Stage 12 Pick: Peter Sagan
Sagan was top pick to win Stage 11, but as aforementioned, the 24-year-old could only grab ninth place.
The Slovakian's finish-line tricks are an entertaining aspect, but sooner or later, a more mature approach will be needed, and considering how ferociously he's been involved come the late phases of some stages this year, he undoubtedly has the talent to do so.
Sports Lobster note just how dogged Sagan was in his late chase for Stage 11 glory:

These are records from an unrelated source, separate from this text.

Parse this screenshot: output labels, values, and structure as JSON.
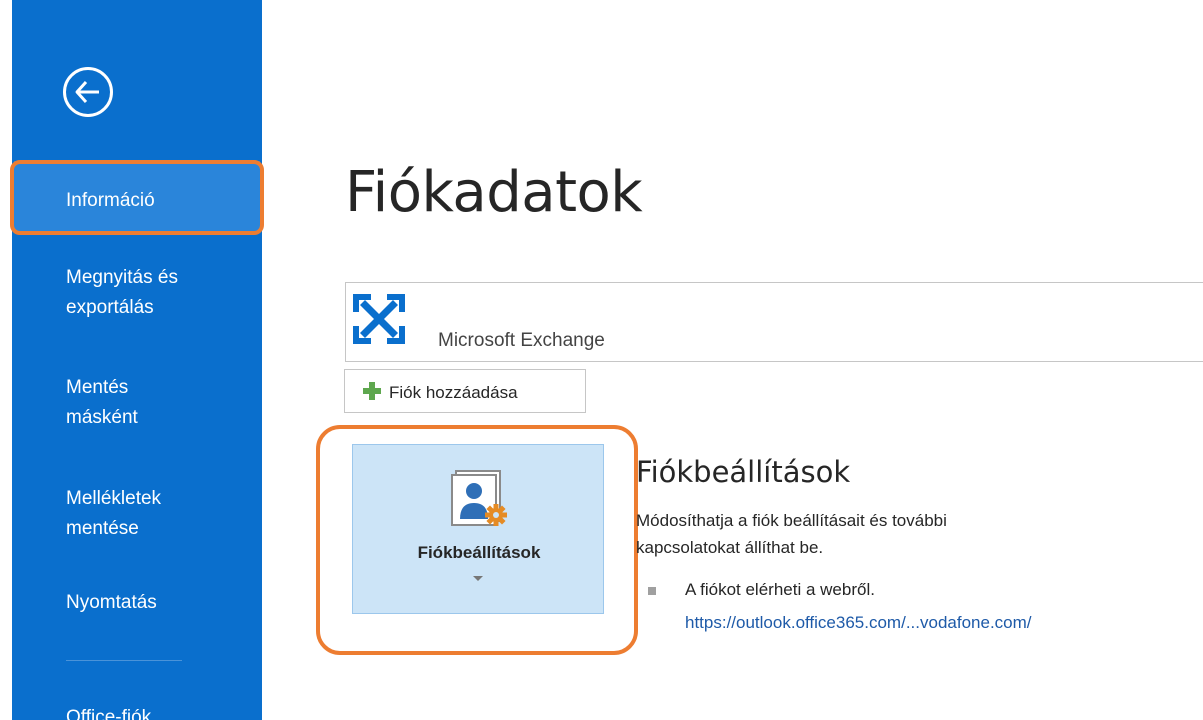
{
  "sidebar": {
    "back_icon": "back-arrow-icon",
    "items": [
      {
        "label": "Információ",
        "active": true
      },
      {
        "label_line1": "Megnyitás és",
        "label_line2": "exportálás"
      },
      {
        "label_line1": "Mentés",
        "label_line2": "másként"
      },
      {
        "label_line1": "Mellékletek",
        "label_line2": "mentése"
      },
      {
        "label": "Nyomtatás"
      },
      {
        "label": "Office-fiók"
      }
    ],
    "colors": {
      "background": "#0a6fcd",
      "active": "#2a85da",
      "highlight": "#ed7d31"
    }
  },
  "main": {
    "title": "Fiókadatok",
    "account": {
      "icon": "exchange-icon",
      "name": "Microsoft Exchange"
    },
    "add_account": {
      "icon": "plus-icon",
      "label": "Fiók hozzáadása"
    },
    "settings_tile": {
      "icon": "account-settings-icon",
      "label": "Fiókbeállítások",
      "caret_icon": "dropdown-caret-icon"
    },
    "section": {
      "title": "Fiókbeállítások",
      "description": "Módosíthatja a fiók beállításait és további kapcsolatokat állíthat be.",
      "web_access_text": "A fiókot elérheti a webről.",
      "web_link": "https://outlook.office365.com/...vodafone.com/"
    }
  }
}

Under 15k to go with Nibali and Sagan in the front group but the second group are catching them up and it could be a big finish.— Sportlobster (@sportlobster) July 16, 2014
Just 6km to go and it's time for a rapid descent with Sagan using every inch of tarmac as he rockets down the road. Can Gallopin hold on?— Sportlobster (@sportlobster) July 16, 2014
Brendan Gallagher, meanwhile, questions the rider's attitude:
Don't really understand sagan's attitude there at all. #TDF2014— Brendan gallagher (@gallagherbren) July 16, 2014
Again, the sprinter should be considered for the top places on Thursday, provided his Cannondale team-mates can once again give him a late opportunity en route to Saint-Etienne.